…with the sheep and the grass (Yarn, 2016) (or the goats, cotton, flax, silk… or any fiber that can be spun into a yarn.)
The story of textiles really begins with the fiber that makes the yarn or thread to then knit, crochet, weave or construct with. I am starting to understand the deeper meaning of the process and story behind textiles and where it all starts. Specifically and importantly to link in with my own roots and identify where it all starts in Scotland. During a conversation about textiles and the history, Chris a textile designer based on the Island of Lewis said… ‘using fiber to create yarn is how we survive’. Expressing the importance of textiles in everyday life and its deep routed history in the survival of humans.

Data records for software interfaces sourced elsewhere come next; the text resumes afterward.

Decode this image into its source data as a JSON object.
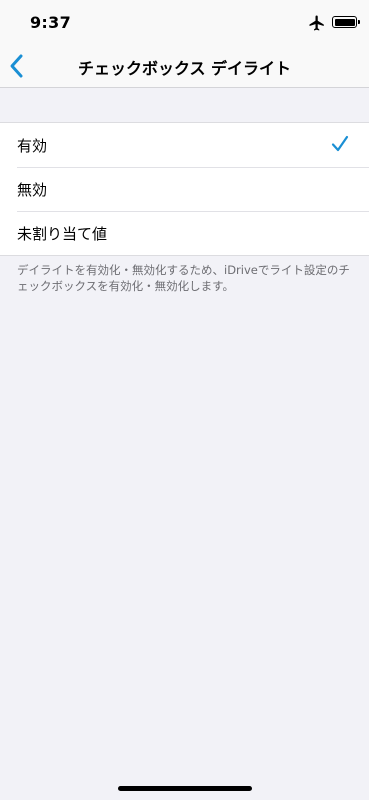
{
  "status_bar": {
    "time": "9:37"
  },
  "nav": {
    "title": "チェックボックス デイライト"
  },
  "options": [
    {
      "label": "有効",
      "selected": true
    },
    {
      "label": "無効",
      "selected": false
    },
    {
      "label": "未割り当て値",
      "selected": false
    }
  ],
  "footer": {
    "note": "デイライトを有効化・無効化するため、iDriveでライト設定のチェックボックスを有効化・無効化します。"
  },
  "colors": {
    "accent": "#1a8fd4",
    "background": "#f2f2f7"
  }
}
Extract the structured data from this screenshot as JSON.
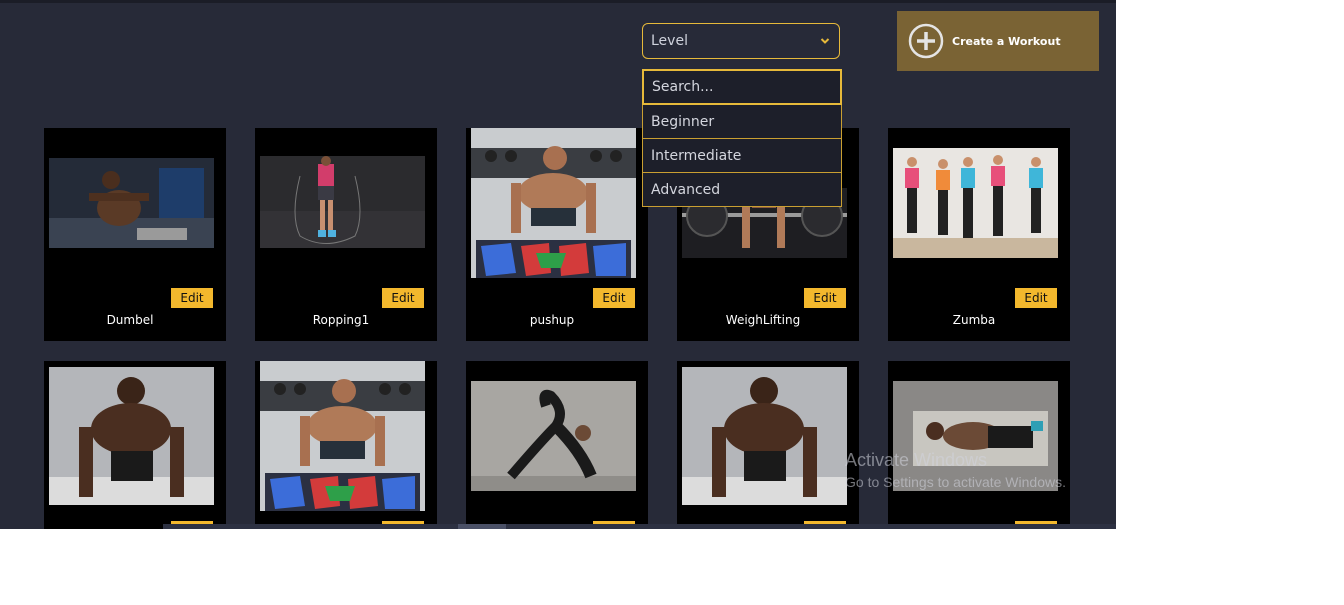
{
  "level_select": {
    "label": "Level",
    "search_placeholder": "Search...",
    "options": [
      "Beginner",
      "Intermediate",
      "Advanced"
    ]
  },
  "create_button": {
    "label": "Create a Workout"
  },
  "edit_label": "Edit",
  "workouts": [
    {
      "name": "Dumbel"
    },
    {
      "name": "Ropping1"
    },
    {
      "name": "pushup"
    },
    {
      "name": "WeighLifting"
    },
    {
      "name": "Zumba"
    },
    {
      "name": ""
    },
    {
      "name": ""
    },
    {
      "name": ""
    },
    {
      "name": ""
    },
    {
      "name": ""
    }
  ],
  "watermark": {
    "line1": "Activate Windows",
    "line2": "Go to Settings to activate Windows."
  },
  "colors": {
    "background": "#272a38",
    "accent": "#e6b93a",
    "create_button": "#7a6334",
    "edit_button": "#f3b82d"
  }
}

‘Most of us are very distant from its (textiles) production, and the magic of cloth making has thus, for the most part, become invisible; few who have not witnessed the laborious processes and multiple steps that go into making even the simplest of cloth realise what treasures they may be wearing or holding in their hands.’ from ‘Textiles the whole Story’ by Beverly Gordon.
I a currently on Lewis in the Outer Hebrides as part of a SGSAH PhD Internship with An Lanntair, the local arts center here. An Lanntair (the Lantern in English) is a great space in the heart of the community engaging many of the residents and visitors in making and appreciation of all kinds of art forms from music, to weaving to the theatre.
Within my internship, I am looking at how making through my PhD in Sonic Textiles can integrate into some of the activities within An Lanntair and their Arora (Dementia Friendly Community) project. This project is very special as it works across the Outer Hebrides with those living with dementia, artists, makers, musicians, carers, and volunteers.
I have the privilege of working with all of those involved in the project, learning from their craft, the island culture and how they engage with the wider community.
So far I have been inspired by An Lanntairs Exhibition showcasing the work of Lois Walpole, the beautiful scenes of Stornoway and Lewis and the rich making traditions/skills of the creative people all over the island.
Read more on the An Lanntair Dementia Friendly Community blog here: https://dfclanntair.wordpress.com/2018/02/22/intelligent-crofting/
You can follow along with the photos from my trip here: lucyrobertsondesigns.flickr